An important conversation started in the “Applaud Your Bod” Facebook group and it surrounds the idea of anger, hate and love and how we respond to those who have hurt us. For those individuals who continue to hurt us and for those who don’t respond to love, is it still appropriate to stick the middle finger up and say F-off?
Right now, I want to express that I understand the anger. I have been very angry many times and I know that people can be hurtful. This is for the trolls online and the people who feel it’s appropriate to comment on food choices or body shape. This is for the folks yelling from a car or standing at the beach making nasty comments. It is NOT okay. So, please make sure that you hear me say that none of those actions are okay!
It’s also really important that you hear me say that these actions should not go without comment or consequence or reply. I believe very strongly that we need to stand up for ourselves.

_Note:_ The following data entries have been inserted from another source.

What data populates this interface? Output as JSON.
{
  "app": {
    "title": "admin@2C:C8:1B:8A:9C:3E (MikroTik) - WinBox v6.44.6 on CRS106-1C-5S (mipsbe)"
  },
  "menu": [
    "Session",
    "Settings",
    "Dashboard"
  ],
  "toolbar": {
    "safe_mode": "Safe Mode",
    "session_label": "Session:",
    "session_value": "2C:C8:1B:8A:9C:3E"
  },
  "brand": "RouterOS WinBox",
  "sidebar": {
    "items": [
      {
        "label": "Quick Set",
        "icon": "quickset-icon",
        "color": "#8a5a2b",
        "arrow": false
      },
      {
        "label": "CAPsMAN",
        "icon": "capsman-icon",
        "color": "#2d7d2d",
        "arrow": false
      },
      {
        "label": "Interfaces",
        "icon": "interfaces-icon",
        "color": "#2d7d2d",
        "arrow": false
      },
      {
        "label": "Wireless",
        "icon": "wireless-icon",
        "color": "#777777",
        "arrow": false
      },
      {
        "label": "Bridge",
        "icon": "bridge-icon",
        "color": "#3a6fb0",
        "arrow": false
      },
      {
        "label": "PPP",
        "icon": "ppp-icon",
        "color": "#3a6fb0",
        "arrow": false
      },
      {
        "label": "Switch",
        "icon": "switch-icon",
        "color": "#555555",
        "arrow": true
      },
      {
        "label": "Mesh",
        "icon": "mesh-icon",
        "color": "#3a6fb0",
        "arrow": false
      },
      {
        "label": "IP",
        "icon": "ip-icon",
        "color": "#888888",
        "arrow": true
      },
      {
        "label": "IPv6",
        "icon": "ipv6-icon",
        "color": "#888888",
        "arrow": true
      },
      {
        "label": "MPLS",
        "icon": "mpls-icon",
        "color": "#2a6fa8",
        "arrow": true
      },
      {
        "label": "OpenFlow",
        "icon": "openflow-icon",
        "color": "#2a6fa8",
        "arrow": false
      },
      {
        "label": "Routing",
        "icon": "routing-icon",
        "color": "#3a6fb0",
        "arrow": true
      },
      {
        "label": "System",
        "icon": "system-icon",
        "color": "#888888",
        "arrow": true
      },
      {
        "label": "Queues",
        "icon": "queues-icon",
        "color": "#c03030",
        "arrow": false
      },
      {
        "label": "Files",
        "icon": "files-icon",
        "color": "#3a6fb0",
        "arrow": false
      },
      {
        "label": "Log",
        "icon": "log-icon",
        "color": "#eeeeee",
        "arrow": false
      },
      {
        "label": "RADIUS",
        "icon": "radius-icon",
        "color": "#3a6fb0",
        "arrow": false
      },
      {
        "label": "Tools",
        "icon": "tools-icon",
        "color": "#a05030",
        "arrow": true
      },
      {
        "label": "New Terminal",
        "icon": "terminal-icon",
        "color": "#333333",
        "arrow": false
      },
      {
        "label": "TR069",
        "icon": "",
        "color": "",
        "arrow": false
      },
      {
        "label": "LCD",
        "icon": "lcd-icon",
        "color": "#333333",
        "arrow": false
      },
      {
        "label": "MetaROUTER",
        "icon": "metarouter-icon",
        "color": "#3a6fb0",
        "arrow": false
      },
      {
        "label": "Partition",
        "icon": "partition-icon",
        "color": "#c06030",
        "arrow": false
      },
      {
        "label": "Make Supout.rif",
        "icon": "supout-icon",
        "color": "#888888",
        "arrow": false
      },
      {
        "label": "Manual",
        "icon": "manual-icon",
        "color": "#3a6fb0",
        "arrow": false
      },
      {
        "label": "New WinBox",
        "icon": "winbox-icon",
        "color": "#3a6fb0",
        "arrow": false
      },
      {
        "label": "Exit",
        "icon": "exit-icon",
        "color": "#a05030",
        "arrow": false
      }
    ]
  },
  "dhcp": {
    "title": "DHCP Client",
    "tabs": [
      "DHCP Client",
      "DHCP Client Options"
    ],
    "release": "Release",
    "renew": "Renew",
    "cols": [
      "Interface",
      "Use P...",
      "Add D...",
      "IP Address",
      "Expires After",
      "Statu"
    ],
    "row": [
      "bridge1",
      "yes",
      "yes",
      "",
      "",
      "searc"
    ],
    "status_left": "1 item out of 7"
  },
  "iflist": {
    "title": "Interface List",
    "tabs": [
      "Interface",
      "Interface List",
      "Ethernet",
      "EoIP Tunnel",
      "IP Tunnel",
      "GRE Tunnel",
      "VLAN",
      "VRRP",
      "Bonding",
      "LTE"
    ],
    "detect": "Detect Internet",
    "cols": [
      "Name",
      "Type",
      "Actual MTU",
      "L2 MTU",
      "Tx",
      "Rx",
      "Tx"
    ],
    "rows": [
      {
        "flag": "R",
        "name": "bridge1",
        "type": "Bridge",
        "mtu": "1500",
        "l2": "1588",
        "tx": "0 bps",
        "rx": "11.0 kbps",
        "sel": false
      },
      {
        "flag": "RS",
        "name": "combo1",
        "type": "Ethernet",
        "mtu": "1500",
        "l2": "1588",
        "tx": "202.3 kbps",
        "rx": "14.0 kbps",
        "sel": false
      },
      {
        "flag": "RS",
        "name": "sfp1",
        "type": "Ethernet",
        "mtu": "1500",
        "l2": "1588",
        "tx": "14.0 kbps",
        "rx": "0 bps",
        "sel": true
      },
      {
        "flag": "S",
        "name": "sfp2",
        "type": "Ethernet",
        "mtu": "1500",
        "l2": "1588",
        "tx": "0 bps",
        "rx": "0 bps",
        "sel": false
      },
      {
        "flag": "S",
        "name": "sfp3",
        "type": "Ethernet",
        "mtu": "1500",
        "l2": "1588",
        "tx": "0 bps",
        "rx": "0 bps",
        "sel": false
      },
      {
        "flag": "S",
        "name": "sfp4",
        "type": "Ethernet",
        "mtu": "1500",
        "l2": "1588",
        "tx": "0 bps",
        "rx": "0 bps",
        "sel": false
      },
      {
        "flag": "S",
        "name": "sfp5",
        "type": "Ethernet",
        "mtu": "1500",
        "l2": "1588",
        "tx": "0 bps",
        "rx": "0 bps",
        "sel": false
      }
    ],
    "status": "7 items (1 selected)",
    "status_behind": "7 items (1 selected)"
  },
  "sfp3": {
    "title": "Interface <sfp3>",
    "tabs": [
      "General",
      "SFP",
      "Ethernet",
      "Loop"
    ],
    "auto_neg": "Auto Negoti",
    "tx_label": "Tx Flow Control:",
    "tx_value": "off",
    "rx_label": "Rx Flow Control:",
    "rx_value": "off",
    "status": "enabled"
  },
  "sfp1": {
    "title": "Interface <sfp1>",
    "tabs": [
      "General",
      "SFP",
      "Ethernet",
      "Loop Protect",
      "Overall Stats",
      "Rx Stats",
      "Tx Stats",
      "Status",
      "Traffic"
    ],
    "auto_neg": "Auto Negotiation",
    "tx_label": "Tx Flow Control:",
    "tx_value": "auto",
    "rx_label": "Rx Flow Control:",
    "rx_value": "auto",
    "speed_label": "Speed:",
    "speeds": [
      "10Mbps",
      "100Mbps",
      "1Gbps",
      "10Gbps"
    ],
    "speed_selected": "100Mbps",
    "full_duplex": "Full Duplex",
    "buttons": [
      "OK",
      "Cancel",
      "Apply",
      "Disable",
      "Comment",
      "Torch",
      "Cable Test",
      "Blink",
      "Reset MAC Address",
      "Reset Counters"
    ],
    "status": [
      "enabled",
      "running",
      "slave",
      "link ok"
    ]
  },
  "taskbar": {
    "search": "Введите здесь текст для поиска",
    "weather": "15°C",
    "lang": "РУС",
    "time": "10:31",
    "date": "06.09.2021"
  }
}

Feelings need to be felt. Anger and hurt; they need to be felt. And something needs to be said to the person who hurt or angered you. What I also know is that I have never seen aggression be cooled or calmed by more aggression. Whenever I have witnessed a victim respond aggressively to the perpetrator, the perpetrator rarely backs down. Now, that’s not to say that confronting someone in a gentle manner or from a place of love is always received well. And yet, I believe that love at least provides the opportunity for them to hear the message. It may be hard for them to hear that their actions or words are not appropriate. The message needs to be firm and empowered, but empowered and firm are not the same thing as angry or irate or rude.
The leaders of rebellions that I admire and aspire to be like are Nelson Mandela or Martin Luther King Jr. These men stood against oppression, they stood against wrong, and they did it with love and respect. What I have identified in history is that when the group that is trying to be heard is angry and violent, it’s easy for the masses to stand against them and to see them as outsiders and radicals. They’re not relatable. With “The Diet Rebellion”, I hope that everyone will see themselves or someone they love in our uprising; to see their daughter, their sister, their mother, or their friend. I hope that they’ll see the hurt that has occurred, since hurt is something that most people can find compassion for. “The Diet Rebellion” is not about anger. Anger is something that’s typically met with a defensive attitude.
I recognize how easy it is to justify aggressive behavior and intolerance when that’s what you’re faced with. I also understand how good it can feel to give in to that anger and hate and that F-you attitude in the moment. It can feel very satisfying, and God knows it’s easy to find comrades in arms to join in the expression of anger.
How can it be appropriate for you to respond aggressively to an attack when it’s inappropriate for the attack to occur in the first place? At some point we have to take the higher road. I’m not talking about complacency or about allowing bad behavior. I’m simply saying that aggression needs to meet met with strength, power, and numbers. It must be addressed with sanity, good manners, consistency, and of course dignity.
I believe with all my heart that we can make a difference. I truly believe in this rebellion and I’m so grateful for everyone who has decided to join the uprising and who believes that we can meet hate with love and that we can start to change the culture and change the conversation.
Live Life. Love Food. Be Free.